For these reasons, I think, people continue year after year to remark about how much they enjoy our Jacksonville Greek Festival. For instance, a comment a shared on our Facebook page:
“My family and I LOVED the festival this year. The dancers were extraordinary. The food was amazing. The desserts were incredible. And the warm and welcoming Greeks in the community just added to our wonderful time. We will definitely be going back! We feel like family.”
What most people don’t know about our Jacksonville Greek Festival (held Feb. 16-18, 2018 at Morocco Shrine Auditorium) is that it really is a family affair. Our children in the Greek community practice year-round, learning Greek dances from around the islands. The women of our church (and a few men, too) spend countless hours in the kitchen perfecting someone’s YiaYia’s perfect recipe for dolmades (grape leaves), pastichio (a Greek-style lasagna), moussaka (yep, if you’ve seen the movie you’re probably giggling) and so many other signature Greek dishes. And the Greek men? Well, just as Toula Portokalos’ mom so perfectly stated, “Ah, the man is the head, but the woman is the neck.” It’s an entire year of preparation from men, women and children to host our great city of Jacksonville and present them with the very best of our Greek culture and traditions.
Why do we do this? Because whether they came to America from Greece or their parents did, Greeks are proud of their heritage and look forward to sharing it with others during the Jacksonville Greek Festival weekend. But there are a couple of other reasons we pull together to raise money during this annual event.
If you’ve ever noticed as you drive down Atlantic Boulevard, there is a beautiful white church — St. John the Divine is a Greek Orthodox Church, although many of our parishioners aren’t Greek but have converted to the faith. Our church has grown. Our pews are full. Our Sunday School classrooms are packed. And it’s time for us to break ground and build a bigger church on Beach Boulevard (coming in the summer of 2019). Proceeds of the Jacksonville Greek Festival support our new church home.
A portion of the proceeds also benefit Wolfson Children’s Hospital, a wonderful place that provides exceptional care for children of our parish and their families.
I’m pretty sure we can all agree that our world is changing so quickly. After all, I never thought a digital personal assistant named “Alexa” would provide my parents with one more way to keep tabs on me. But as Greeks, we revel in our rich traditions that cause us to roll our eyes as children but fill our hearts as parents. And while we know that change is good, some things are just meant to stay the same.

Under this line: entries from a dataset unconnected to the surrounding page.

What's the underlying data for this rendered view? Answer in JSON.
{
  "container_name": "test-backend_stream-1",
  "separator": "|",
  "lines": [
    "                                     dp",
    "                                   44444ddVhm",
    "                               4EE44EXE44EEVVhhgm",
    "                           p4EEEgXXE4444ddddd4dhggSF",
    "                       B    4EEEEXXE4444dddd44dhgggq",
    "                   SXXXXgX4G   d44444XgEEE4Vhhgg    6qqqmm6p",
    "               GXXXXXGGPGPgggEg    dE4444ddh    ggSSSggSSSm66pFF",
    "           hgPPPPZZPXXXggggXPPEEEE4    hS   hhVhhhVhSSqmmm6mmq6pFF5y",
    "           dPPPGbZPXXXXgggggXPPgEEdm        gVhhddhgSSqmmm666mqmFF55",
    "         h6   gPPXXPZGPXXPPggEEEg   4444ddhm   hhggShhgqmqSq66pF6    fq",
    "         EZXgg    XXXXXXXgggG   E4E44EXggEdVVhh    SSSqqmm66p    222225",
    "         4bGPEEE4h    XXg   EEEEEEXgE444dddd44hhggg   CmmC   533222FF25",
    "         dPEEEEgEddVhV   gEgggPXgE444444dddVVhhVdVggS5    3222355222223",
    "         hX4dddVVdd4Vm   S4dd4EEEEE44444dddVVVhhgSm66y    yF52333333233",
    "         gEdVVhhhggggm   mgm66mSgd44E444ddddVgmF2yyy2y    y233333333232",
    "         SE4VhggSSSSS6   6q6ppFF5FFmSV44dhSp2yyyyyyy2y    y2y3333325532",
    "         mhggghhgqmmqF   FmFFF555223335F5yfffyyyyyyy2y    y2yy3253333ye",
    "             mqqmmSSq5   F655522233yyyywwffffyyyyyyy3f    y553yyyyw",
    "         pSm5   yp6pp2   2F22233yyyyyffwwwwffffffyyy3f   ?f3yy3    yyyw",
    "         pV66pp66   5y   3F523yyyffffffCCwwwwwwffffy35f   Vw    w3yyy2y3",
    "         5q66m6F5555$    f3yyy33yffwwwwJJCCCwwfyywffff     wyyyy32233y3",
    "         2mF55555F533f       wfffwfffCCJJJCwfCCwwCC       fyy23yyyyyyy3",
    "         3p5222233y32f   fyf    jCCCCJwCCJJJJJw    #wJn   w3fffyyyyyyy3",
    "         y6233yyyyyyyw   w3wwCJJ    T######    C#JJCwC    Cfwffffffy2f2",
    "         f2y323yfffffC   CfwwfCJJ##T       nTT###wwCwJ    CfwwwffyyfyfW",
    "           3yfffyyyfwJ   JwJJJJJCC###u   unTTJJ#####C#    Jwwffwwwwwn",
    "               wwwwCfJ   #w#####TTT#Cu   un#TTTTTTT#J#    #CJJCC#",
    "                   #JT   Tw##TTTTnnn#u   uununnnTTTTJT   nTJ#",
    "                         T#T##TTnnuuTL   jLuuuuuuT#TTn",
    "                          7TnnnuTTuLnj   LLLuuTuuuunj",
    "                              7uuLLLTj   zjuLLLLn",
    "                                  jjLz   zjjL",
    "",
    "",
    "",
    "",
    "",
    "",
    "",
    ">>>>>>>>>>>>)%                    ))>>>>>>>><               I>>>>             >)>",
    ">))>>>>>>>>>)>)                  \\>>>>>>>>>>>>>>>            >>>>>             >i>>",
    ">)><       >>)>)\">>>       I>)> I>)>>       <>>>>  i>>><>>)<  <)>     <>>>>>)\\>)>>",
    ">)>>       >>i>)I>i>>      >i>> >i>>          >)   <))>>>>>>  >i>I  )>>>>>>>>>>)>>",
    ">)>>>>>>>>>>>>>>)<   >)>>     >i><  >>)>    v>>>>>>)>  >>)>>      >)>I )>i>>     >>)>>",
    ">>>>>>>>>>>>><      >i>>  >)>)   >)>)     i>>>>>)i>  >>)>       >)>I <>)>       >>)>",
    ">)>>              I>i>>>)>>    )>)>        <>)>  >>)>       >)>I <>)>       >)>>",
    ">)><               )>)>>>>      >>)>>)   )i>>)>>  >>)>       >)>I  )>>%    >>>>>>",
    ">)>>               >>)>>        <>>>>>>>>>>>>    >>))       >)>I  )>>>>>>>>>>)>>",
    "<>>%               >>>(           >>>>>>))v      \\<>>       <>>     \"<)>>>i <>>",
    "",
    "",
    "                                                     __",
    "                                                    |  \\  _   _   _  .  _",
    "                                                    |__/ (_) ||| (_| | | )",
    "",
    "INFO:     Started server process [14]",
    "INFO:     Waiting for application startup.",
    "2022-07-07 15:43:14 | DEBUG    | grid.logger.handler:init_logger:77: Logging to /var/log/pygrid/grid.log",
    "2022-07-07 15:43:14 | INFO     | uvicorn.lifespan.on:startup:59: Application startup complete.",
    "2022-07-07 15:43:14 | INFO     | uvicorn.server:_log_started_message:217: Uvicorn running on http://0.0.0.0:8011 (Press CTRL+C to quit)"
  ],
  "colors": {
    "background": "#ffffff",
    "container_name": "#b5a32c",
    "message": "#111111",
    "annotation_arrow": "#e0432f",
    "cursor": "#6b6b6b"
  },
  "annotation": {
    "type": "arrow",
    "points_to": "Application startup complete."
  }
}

We invite you to join us for the annual Jacksonville Greek Festival on Feb. 16–18, 2018 at Morocco Shrine Auditorium, 3800 St. Johns Bluff Road. Admission is $3/person; free for children 12 and under. Enjoy live music, authentic Greek food, shop Greek souvenirs and more. For more information, visit JaxGreekFest.com.
About the Author
Maria Chrissovergis is the president and owner of Maria Chrissovergis Public Relations
and Marketing Agency. After spending several years in front of the camera as a news anchor and reporter for NBC, ABC and CBS affiliates, she decided to focus on bringing the spotlight to clients in need of marketing and advertising. After nearly 10 years of being off camera, she returned to First Coast News NBC and ABC where she began her television career and joined the weekday talk show, The Chat and a magazine-style show, First Coast Living. While running her agency and being on TV is a large portion of what is on her plate these days, it’s not the main course. Maria stays focused on her family and on her faith. She and her husband Milton have two children who also keep them quite busy. Maria is also very involved in her church and serves as the Choir Director at St. John the Divine Greek Orthodox Church. Maria was also featured on the cover of Family! and Carousel magazines, both including articles about being a working mother and was also profiled in the 904 magazine as one of the leading agencies in Jacksonville.